*WHAT IS BEING ASKED:* The word "JSON" marks the lines to keep; find each one in the data and copy it.

*RECORD EXCERPTS:*
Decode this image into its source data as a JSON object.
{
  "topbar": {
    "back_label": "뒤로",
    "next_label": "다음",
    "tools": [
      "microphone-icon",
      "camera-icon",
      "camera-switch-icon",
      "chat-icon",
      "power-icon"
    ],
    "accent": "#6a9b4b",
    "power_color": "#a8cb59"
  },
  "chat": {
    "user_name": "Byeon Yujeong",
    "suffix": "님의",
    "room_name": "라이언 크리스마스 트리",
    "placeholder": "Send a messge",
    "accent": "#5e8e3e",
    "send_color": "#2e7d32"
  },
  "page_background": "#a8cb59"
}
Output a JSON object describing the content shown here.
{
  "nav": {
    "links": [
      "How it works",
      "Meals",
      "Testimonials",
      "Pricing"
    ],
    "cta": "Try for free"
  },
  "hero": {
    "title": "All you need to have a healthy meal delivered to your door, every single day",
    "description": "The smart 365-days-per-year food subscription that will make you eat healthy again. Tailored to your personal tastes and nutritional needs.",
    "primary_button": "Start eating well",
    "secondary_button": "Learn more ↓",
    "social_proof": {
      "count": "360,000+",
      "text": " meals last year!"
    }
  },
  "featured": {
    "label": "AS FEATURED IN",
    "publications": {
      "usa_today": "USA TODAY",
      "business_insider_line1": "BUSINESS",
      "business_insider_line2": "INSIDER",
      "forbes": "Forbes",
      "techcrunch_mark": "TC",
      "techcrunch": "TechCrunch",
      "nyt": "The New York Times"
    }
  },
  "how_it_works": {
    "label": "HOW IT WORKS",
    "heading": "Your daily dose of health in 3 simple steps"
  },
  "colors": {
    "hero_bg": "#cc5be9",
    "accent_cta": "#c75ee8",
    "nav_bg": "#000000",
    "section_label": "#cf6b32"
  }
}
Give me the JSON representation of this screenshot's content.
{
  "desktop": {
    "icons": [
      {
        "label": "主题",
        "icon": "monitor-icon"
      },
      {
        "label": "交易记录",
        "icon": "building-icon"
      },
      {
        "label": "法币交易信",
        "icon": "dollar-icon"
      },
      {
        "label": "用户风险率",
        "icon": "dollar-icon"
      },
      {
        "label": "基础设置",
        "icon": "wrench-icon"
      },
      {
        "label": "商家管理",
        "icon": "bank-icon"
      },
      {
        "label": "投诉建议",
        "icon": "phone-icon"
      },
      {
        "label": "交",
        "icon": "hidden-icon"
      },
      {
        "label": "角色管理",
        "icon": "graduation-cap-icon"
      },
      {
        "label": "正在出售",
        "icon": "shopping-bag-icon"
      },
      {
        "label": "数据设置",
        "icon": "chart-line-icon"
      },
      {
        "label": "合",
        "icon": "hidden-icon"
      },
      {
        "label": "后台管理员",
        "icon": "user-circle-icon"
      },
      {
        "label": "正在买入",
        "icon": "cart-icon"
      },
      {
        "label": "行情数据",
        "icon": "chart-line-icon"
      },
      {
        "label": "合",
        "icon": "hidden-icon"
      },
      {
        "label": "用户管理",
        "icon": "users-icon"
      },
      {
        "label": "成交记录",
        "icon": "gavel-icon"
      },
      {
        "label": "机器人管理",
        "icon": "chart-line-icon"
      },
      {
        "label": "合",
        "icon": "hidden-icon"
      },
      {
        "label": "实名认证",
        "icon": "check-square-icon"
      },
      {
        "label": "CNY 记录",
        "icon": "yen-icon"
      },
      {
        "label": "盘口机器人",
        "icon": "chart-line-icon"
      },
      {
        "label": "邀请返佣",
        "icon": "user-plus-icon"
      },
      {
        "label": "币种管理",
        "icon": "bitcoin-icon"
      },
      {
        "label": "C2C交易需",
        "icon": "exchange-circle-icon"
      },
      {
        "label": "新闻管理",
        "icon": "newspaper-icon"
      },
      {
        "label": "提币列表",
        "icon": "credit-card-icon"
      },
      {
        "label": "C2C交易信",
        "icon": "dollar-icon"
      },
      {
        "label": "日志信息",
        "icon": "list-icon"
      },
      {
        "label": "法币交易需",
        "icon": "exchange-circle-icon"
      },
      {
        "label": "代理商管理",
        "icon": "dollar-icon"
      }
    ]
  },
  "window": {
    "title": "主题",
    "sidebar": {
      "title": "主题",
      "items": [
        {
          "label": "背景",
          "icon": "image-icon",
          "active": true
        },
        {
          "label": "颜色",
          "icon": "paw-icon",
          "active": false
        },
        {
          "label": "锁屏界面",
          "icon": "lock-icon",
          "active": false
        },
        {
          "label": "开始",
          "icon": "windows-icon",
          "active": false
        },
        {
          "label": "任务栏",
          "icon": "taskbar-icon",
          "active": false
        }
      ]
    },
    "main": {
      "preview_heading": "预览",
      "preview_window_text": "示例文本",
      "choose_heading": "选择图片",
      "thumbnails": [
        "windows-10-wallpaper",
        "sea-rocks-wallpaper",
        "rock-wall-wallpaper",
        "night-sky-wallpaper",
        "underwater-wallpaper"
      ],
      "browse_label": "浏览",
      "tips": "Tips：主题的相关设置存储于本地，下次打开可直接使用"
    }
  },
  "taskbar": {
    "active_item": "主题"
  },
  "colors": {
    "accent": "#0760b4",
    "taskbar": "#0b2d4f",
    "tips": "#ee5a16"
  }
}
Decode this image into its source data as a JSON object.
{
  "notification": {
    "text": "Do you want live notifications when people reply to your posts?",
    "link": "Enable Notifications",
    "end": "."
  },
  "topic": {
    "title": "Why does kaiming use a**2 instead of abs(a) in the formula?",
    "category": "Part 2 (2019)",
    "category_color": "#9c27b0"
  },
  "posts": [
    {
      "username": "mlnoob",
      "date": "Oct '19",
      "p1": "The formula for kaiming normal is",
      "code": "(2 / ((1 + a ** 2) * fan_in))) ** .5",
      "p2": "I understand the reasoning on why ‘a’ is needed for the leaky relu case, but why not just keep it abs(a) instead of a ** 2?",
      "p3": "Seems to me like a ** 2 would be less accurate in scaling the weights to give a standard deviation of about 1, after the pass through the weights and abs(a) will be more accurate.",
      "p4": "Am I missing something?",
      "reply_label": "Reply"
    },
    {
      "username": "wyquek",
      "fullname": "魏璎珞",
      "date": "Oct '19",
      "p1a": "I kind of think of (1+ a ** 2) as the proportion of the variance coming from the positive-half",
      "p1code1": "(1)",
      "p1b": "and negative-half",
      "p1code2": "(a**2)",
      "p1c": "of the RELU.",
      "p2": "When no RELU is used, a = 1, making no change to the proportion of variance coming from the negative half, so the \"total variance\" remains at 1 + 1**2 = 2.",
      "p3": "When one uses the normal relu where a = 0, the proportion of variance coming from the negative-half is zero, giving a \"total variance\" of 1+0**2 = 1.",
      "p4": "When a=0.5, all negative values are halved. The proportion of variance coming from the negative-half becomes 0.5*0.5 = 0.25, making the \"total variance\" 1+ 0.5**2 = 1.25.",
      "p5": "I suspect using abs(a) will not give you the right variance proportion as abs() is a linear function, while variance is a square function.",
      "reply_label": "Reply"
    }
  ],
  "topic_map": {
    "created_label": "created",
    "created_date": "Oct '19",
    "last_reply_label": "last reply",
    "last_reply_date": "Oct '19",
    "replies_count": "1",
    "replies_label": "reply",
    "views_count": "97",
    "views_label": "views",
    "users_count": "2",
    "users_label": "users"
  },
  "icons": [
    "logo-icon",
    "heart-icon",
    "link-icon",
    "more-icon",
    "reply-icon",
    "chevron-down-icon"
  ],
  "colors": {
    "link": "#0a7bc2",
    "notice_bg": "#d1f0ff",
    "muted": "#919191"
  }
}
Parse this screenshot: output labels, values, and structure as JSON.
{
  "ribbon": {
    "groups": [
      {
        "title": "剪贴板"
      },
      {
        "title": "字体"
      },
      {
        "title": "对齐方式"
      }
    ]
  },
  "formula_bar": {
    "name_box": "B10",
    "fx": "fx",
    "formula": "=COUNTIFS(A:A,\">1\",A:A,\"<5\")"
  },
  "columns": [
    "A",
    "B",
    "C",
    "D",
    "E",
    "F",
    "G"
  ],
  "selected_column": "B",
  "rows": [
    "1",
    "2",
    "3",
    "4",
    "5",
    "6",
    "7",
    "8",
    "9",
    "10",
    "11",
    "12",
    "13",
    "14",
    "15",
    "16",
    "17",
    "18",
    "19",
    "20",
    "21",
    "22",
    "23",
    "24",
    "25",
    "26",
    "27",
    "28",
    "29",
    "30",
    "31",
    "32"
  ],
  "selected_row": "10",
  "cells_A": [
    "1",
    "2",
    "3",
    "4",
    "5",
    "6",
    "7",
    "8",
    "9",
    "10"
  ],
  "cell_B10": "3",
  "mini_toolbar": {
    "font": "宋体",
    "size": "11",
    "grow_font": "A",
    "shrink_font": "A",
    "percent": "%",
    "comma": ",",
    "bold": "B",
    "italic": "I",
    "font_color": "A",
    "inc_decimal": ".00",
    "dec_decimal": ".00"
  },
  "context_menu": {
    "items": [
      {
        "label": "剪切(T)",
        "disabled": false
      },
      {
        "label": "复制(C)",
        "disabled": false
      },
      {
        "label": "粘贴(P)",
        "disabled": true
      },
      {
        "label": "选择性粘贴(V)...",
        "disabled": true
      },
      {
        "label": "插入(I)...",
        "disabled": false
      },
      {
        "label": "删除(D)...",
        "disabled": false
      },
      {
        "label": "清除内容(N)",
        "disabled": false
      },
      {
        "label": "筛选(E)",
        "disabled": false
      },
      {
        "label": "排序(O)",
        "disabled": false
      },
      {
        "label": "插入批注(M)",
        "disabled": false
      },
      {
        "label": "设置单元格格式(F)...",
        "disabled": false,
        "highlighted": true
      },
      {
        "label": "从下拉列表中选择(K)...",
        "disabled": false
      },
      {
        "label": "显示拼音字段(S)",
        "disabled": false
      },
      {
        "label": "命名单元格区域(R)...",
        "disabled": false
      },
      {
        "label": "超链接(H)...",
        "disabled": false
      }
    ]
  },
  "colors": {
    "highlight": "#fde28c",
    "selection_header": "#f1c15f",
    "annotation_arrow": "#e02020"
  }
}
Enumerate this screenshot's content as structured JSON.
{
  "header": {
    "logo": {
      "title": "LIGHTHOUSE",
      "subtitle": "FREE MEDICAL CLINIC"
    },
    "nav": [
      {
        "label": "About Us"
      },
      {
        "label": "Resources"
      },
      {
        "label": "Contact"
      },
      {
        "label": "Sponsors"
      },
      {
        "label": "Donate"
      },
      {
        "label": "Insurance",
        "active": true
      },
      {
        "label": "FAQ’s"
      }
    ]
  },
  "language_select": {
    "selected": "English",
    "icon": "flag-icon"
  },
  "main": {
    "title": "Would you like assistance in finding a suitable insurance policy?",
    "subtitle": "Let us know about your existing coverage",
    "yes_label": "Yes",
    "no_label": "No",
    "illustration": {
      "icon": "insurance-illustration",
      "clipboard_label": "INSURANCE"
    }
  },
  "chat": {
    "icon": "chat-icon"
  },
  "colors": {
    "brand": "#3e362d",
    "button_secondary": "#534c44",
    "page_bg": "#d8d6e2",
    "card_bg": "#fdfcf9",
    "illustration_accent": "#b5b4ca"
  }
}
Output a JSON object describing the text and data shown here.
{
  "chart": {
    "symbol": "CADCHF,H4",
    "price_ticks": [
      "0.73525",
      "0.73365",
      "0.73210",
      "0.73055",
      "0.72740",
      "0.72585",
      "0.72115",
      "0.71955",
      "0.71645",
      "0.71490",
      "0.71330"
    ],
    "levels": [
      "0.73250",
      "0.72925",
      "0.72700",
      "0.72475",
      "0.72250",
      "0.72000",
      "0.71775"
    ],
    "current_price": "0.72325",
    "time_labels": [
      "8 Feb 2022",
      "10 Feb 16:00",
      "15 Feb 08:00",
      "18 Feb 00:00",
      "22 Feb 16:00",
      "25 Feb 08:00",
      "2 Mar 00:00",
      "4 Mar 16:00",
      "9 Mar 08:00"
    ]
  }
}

*RESPONSE BELOW:*
Decode this image into its source data as a JSON object.
Output a JSON object describing the content shown here.
Give me the JSON representation of this screenshot's content.
Decode this image into its source data as a JSON object.
Parse this screenshot: output labels, values, and structure as JSON.
Enumerate this screenshot's content as structured JSON.
Output a JSON object describing the text and data shown here.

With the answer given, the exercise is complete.